  4. 20 hours at 275 for a Cornish hen? Did I read that wrong? I’m taking that as a misprint. Please correct me if I’m wrong…

  5. 5 stars
    Thank you Jeff. I did use your brine and it made a big difference in the hens. They where awesome!!!! A helpful hint for folks. If the skin don’t get crisp, I put them in the oven under the broiler till they browned.
    Good luck all and enjoy Jeff’s Recipe.

  6. 5 stars
    Simple – CHECK – Very simple =)
    Tasty – CHECK =)

    This was my first time ever doing a brine or using a smoker. I loved how it turned out!

  7. I like the overnight idea and may try that. I’m making them this weekend along with some beer can chicken, salmon and smoked cream cheese. The only thing concerns me is the mayo. Just hard to imagine, I’m thinking I’ll try olive oil and/or coconut oil instead.

  8. I just bought a Bradley based on Jeff’s references and was checking out these recipes. I would respectfully suggest that the brine solution should contain a 2 to 1 ratio of sugar to salt. I learned this ratio from my brother-in-law years ago who was an adherent of the Foxfire books. I have tried 1 to 1 and it is a noticeable difference. Jerry is sitting up,in Heaven sipping a Bud..smiling.

  9. 5 stars
    By far, the best smoked game hen I have had – moist and tender. Only change was to brine overnight with 1/3 C salt, sage and thyme. Jeff’s Rub is a required ingredient. Any other rub and it would be lacking. Nothing left but bones and satisfied smiles after this meal.

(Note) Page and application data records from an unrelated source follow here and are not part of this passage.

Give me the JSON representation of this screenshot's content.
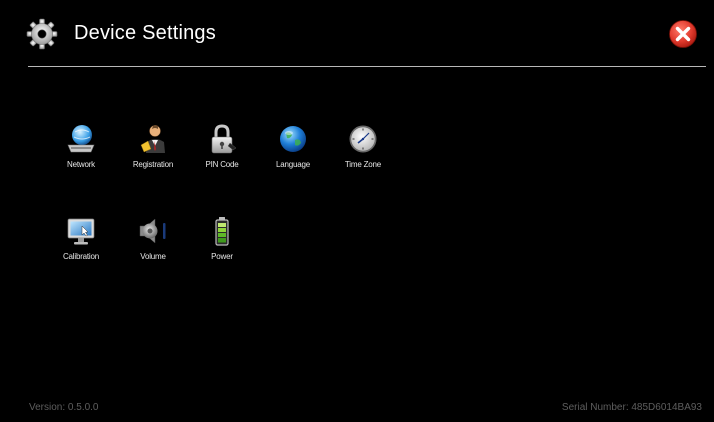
{
  "header": {
    "title": "Device Settings",
    "settings_icon": "gear-icon",
    "close_icon": "close-icon"
  },
  "tiles": {
    "network": {
      "label": "Network",
      "icon": "network-icon"
    },
    "registration": {
      "label": "Registration",
      "icon": "registration-icon"
    },
    "pin_code": {
      "label": "PIN Code",
      "icon": "lock-icon"
    },
    "language": {
      "label": "Language",
      "icon": "globe-icon"
    },
    "time_zone": {
      "label": "Time Zone",
      "icon": "clock-icon"
    },
    "calibration": {
      "label": "Calibration",
      "icon": "monitor-icon"
    },
    "volume": {
      "label": "Volume",
      "icon": "speaker-icon"
    },
    "power": {
      "label": "Power",
      "icon": "battery-icon"
    }
  },
  "footer": {
    "version": "Version: 0.5.0.0",
    "serial_number": "Serial Number: 485D6014BA93"
  },
  "colors": {
    "background": "#000000",
    "title_text": "#ffffff",
    "close_red": "#e23b2e",
    "footer_text": "#5e5e5e"
  }
}
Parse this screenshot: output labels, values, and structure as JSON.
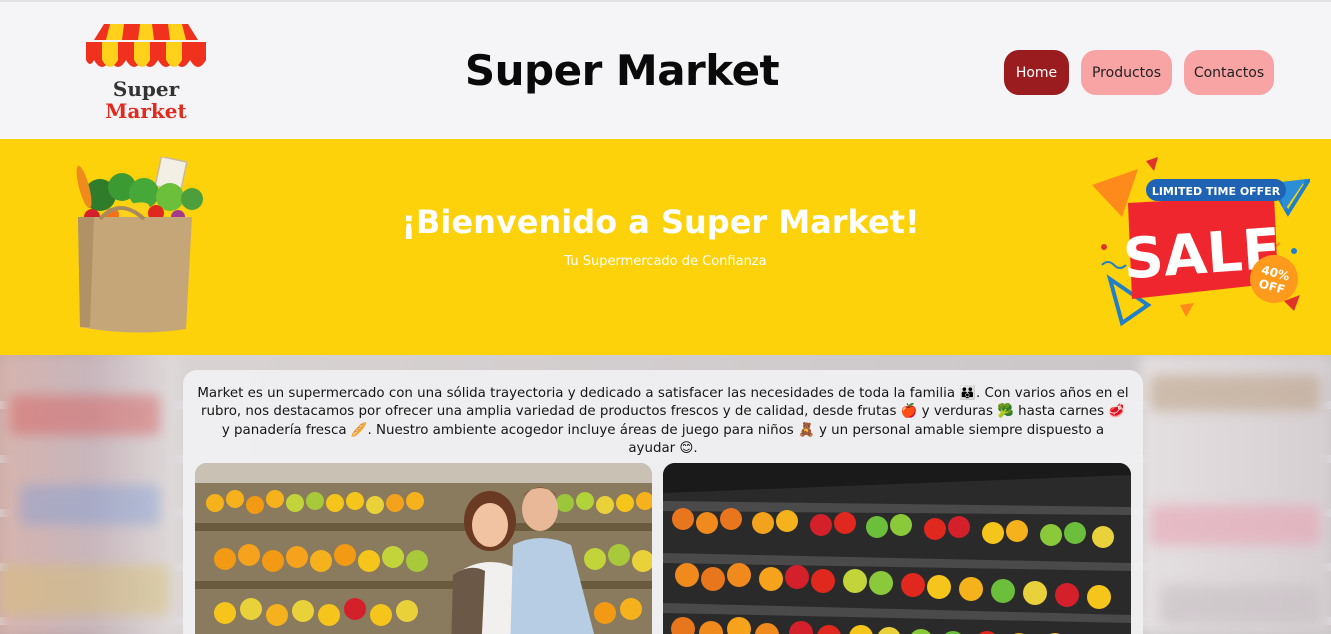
{
  "header": {
    "logo_line1": "Super",
    "logo_line2": "Market",
    "title": "Super Market",
    "nav": [
      {
        "label": "Home",
        "active": true
      },
      {
        "label": "Productos",
        "active": false
      },
      {
        "label": "Contactos",
        "active": false
      }
    ]
  },
  "hero": {
    "title": "¡Bienvenido a Super Market!",
    "subtitle": "Tu Supermercado de Confianza",
    "sale_badge": {
      "top_text": "LIMITED TIME OFFER",
      "main_text": "SALE",
      "discount_line1": "40%",
      "discount_line2": "OFF"
    }
  },
  "about": {
    "text": "Market es un supermercado con una sólida trayectoria y dedicado a satisfacer las necesidades de toda la familia 👪. Con varios años en el rubro, nos destacamos por ofrecer una amplia variedad de productos frescos y de calidad, desde frutas 🍎 y verduras 🥦 hasta carnes 🥩 y panadería fresca 🥖. Nuestro ambiente acogedor incluye áreas de juego para niños 🧸 y un personal amable siempre dispuesto a ayudar 😊."
  },
  "colors": {
    "header_bg": "#f5f5f7",
    "hero_bg": "#fed20a",
    "nav_active": "#9b1c1f",
    "nav_inactive": "#f8a4a4"
  }
}
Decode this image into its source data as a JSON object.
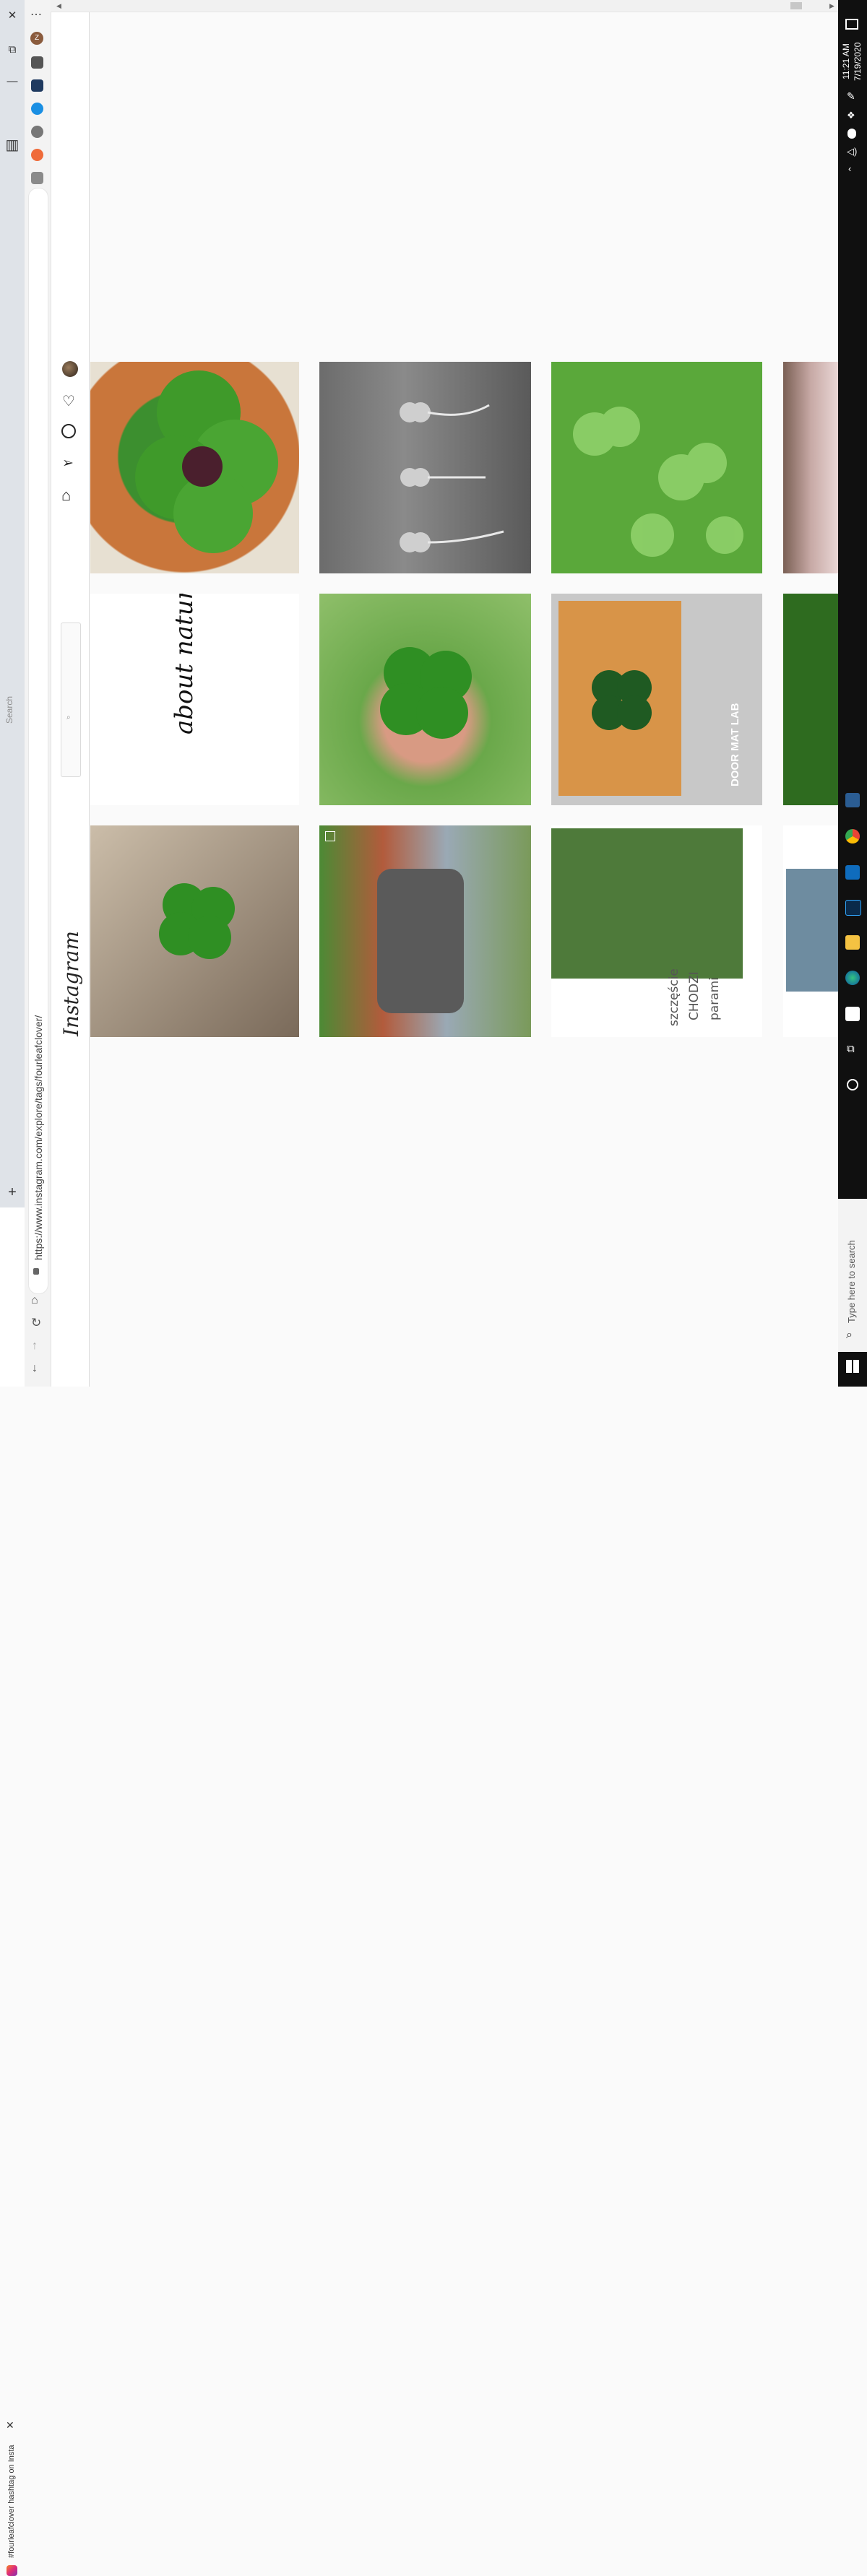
{
  "browser": {
    "tab_title": "#fourleafclover hashtag on Insta",
    "url": "https://www.instagram.com/explore/tags/fourleafclover/",
    "profile_initial": "Z"
  },
  "instagram": {
    "logo": "Instagram",
    "search_placeholder": "Search"
  },
  "posts": [
    {
      "row": 1,
      "col": 1,
      "subject": "four-leaf clover with dark center in a clay pot"
    },
    {
      "row": 1,
      "col": 2,
      "subject": "black and white clovers on wood"
    },
    {
      "row": 1,
      "col": 3,
      "subject": "green clover patch in grass"
    },
    {
      "row": 1,
      "col": 4,
      "subject": "cherry blossom tree (partially visible)"
    },
    {
      "row": 2,
      "col": 1,
      "subject": "about nature logo",
      "text": "about nature"
    },
    {
      "row": 2,
      "col": 2,
      "subject": "hand holding four-leaf clover"
    },
    {
      "row": 2,
      "col": 3,
      "subject": "doormat with clover print",
      "text": "DOOR MAT LAB"
    },
    {
      "row": 2,
      "col": 4,
      "subject": "clover leaves (partially visible)"
    },
    {
      "row": 3,
      "col": 1,
      "subject": "fingers holding four-leaf clover"
    },
    {
      "row": 3,
      "col": 2,
      "subject": "man with mask holding peaches in garden"
    },
    {
      "row": 3,
      "col": 3,
      "subject": "hand picking clover",
      "text_lines": [
        "szczęście",
        "CHODZI",
        "parami"
      ]
    },
    {
      "row": 3,
      "col": 4,
      "subject": "child portrait (partially visible)"
    }
  ],
  "taskbar": {
    "time": "11:21 AM",
    "date": "7/19/2020",
    "search_placeholder": "Type here to search"
  },
  "colors": {
    "clover_green": "#3f9a2a",
    "taskbar_bg": "#101010",
    "instagram_bg": "#fafafa"
  }
}
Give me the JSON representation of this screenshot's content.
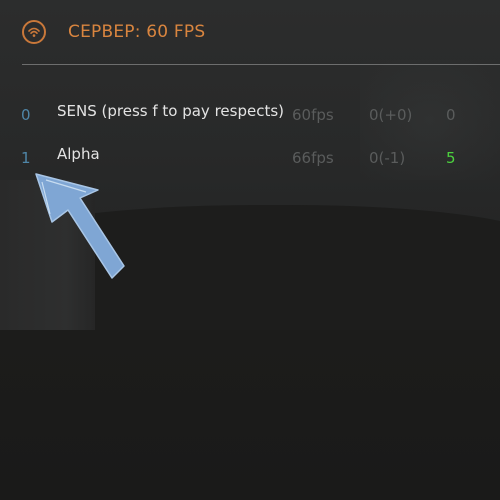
{
  "header": {
    "icon": "wifi-icon",
    "server_label": "СЕРВЕР: 60 FPS",
    "accent_color": "#d9853f"
  },
  "players": [
    {
      "index": "0",
      "name": "SENS (press f to pay respects)",
      "fps": "60fps",
      "delta": "0(+0)",
      "score": "0"
    },
    {
      "index": "1",
      "name": "Alpha",
      "fps": "66fps",
      "delta": "0(-1)",
      "score": "5",
      "score_color": "#4cd23e"
    }
  ],
  "annotation": {
    "icon": "arrow-pointer-icon",
    "color": "#7fa6d4"
  }
}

  10. 4 stars
    I often spatchcock my Chickens and game hens. Then after an hour or two of smoking (before they reach 165) I remove them to the grill. A bit BBQ sauce and some nice flame really crisps the skin and finishes the cooking process quickly. That’s great when you need to have your bird done at a particular time.
    If the whether is inclement or you don’t spatchcock – just finish them in a 325 oven in a covered roasting pan.
    This method works for turkeys too – smoke for 4 hours and finish in the oven, usually in about half an hour. Birds come out on time, cooked, juicy and flavorful.